The program, a full text of which is available at www.polit.ru/news/2010/03/14/9.html, has sparked a war of words, with the number of those who supposedly have benefited from the broadcast and the reasons each possible author or reactor has for gains now easily exceeding the number of the potentially guilty in Agatha Christie’s “Murder on the Orient Express.”
And just as in the great English mystery writer’s case, all the various and competing charges are sufficiently plausible, given the record and interests of the participants and given that many both directly involved and observing from far away tend to forget the larger and very negative implications of both the program and reactions to it for Georgia, Russia, and the West.
For Georgia, the costs of such actions are perhaps the greatest. Mikheil Saakashvili has repeatedly shown himself prepared to engage in the kind of brinksmanship with Moscow that is intended to generate support for his regime at home and abroad, a tactic that has worked effectively precisely because Moscow has taken so many actions that appear to justify his actions.
But the current broadcast undermines Saakashvili’s credibility both with other Georgians and with his supporters abroad, thus raising questions about whether, like the little boy in the story, he has cried wolf once too often, or whether others are manipulating the situation in order to put him and Georgia in that position.
At the very least, this latest incident will reduce the credibility of both Saakashvili and the Georgian media in the eyes of the Georgians and in the eyes of his supporters in Western countries, something that will make it harder for Georgia to escape from its current difficulties even if it helps to keep a diminished Saakashvili in office.
For Russia, it might appear, Saturday’s broadcast might appear to be a win-win situation. The content of what many in both Moscow and Georgia are already calling Tbilisi’s “War of the Worlds” broadcast simultaneously reduces the credibility of Georgian criticism of Russia’s actual behavior and leaves Saakashvili in a weakened position at home and abroad.
Russia has frequently sought to weaken those around it by backing through false flag operations that push its opponents to make radically anti-Russian statements — the Cheka’s “Trust” operation of the1920s is a model — knowing full well that once those statements are shown to be false, those who make them will be the first to suffer.

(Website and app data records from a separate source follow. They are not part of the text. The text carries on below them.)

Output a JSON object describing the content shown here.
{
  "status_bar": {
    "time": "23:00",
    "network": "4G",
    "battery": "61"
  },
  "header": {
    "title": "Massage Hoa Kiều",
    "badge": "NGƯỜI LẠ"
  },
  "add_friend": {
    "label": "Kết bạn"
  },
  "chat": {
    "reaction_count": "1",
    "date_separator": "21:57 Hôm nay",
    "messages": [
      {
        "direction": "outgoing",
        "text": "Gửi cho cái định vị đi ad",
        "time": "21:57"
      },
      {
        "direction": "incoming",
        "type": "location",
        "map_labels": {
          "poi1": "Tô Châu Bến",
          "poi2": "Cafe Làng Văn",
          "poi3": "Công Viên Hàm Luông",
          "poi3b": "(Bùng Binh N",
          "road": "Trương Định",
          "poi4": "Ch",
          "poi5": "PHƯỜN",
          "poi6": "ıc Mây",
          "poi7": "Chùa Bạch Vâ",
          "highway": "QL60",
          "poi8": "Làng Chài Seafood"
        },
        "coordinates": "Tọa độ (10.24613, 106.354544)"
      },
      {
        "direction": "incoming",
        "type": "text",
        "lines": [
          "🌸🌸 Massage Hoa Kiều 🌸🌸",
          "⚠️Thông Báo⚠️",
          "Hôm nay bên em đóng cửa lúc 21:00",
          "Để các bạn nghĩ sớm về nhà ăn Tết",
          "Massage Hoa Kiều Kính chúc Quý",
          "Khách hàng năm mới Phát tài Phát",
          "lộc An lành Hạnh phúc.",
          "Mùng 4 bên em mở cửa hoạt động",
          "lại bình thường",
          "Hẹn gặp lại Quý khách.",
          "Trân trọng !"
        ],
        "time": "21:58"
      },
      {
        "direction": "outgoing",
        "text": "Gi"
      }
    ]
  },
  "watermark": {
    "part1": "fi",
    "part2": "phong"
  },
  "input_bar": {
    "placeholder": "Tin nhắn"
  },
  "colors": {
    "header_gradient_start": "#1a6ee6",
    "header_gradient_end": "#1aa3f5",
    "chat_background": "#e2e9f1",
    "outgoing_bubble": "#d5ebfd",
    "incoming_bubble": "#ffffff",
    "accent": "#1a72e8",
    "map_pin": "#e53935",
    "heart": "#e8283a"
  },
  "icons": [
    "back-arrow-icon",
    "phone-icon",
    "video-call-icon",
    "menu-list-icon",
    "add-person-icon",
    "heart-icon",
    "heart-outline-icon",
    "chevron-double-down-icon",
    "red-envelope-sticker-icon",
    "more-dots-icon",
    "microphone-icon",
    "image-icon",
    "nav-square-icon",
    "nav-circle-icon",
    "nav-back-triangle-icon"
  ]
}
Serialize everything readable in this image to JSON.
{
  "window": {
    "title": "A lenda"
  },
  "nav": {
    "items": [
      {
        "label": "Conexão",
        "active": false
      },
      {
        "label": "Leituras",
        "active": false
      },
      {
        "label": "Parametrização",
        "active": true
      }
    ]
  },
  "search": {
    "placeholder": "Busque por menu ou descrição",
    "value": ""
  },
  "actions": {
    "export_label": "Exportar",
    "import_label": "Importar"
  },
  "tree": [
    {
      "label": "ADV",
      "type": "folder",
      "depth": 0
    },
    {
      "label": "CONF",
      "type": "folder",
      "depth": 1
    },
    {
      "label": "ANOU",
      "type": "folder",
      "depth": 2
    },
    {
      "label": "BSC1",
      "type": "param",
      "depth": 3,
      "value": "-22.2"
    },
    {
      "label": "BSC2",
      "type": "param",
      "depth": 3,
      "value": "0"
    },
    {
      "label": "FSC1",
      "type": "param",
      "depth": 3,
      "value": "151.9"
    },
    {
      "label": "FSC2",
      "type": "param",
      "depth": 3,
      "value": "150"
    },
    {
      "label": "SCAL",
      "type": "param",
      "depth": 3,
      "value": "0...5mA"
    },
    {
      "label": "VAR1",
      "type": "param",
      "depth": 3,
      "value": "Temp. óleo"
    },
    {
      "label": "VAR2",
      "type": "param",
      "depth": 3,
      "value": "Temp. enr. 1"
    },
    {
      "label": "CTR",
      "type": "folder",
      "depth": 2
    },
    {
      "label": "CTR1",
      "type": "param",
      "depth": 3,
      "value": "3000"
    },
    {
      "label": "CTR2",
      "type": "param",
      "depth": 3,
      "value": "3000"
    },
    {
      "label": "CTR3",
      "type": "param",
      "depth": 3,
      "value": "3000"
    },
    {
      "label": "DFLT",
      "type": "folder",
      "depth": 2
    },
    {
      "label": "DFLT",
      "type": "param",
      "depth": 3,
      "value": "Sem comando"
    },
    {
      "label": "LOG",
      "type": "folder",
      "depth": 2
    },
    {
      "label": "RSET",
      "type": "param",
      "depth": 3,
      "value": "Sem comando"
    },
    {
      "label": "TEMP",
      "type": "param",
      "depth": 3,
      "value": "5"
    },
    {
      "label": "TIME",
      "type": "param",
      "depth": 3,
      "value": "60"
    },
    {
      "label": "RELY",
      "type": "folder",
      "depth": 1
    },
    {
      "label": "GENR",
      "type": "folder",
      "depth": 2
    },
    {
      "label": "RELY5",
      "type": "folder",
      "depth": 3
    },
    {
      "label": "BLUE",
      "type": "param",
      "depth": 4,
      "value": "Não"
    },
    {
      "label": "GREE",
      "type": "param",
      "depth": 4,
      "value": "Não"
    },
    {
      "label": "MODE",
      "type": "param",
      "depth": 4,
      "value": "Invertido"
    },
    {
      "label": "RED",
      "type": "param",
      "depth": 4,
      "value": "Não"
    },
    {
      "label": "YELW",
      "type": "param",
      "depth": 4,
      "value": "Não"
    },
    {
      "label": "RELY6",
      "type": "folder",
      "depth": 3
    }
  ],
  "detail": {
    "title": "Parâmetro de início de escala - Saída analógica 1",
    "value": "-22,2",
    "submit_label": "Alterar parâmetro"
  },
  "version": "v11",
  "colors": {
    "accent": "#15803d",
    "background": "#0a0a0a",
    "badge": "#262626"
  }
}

That Russian reality adds a level of complexity to situations like the one found in Georgia today because it means the actual moving force behind such statements and actions may be very different than the ostensible one — even if those taking action or making statements are not aware because of “false flag”-type operations.
But as Russian officials have sometimes noted, those making the statements are not the last victims. On the one hand, while some in Moscow want only weak states around them, many recognize that such states are a source of instability within Russia. And on the other, the clumsiness and obviousness of such actions undermine Moscow’s reputation as well.
And for the West, which has invested great hopes in Georgia’s ability to overcome the authoritarianism and corruption of its recent past, this broadcast simultaneously highlights the difficulties that most Western governments and observers have in figuring out what is going on in Georgia and the challenges of responding adequately to them.
Throughout most of the Western comments about the latest broadcast are suggestions that either Georgians are impossible to understand or crazy or worse, the kind of dismissive action that reflects how few real experts on that country there are in the West and especially in Western governments.
And in the restrained reactions of Western governments, at least so far, is the implicit and sometimes not-so-implicit suggestion that there is nothing that can be done or should be done to rein in the authoritarian impulses and brinksmanship that have characterized the Saakashvili years and that the West would do better to focus on other places and other issues.
Such lack of understanding and such policy approaches not only reduce the chances that the ideals of democracy that animated the Rose Revolution can be recovered and advanced but — and this is something many do not appear to understand — such willful ignorance and consequent neglect simultaneously undermines the credibility of the West and leaves it weaker too.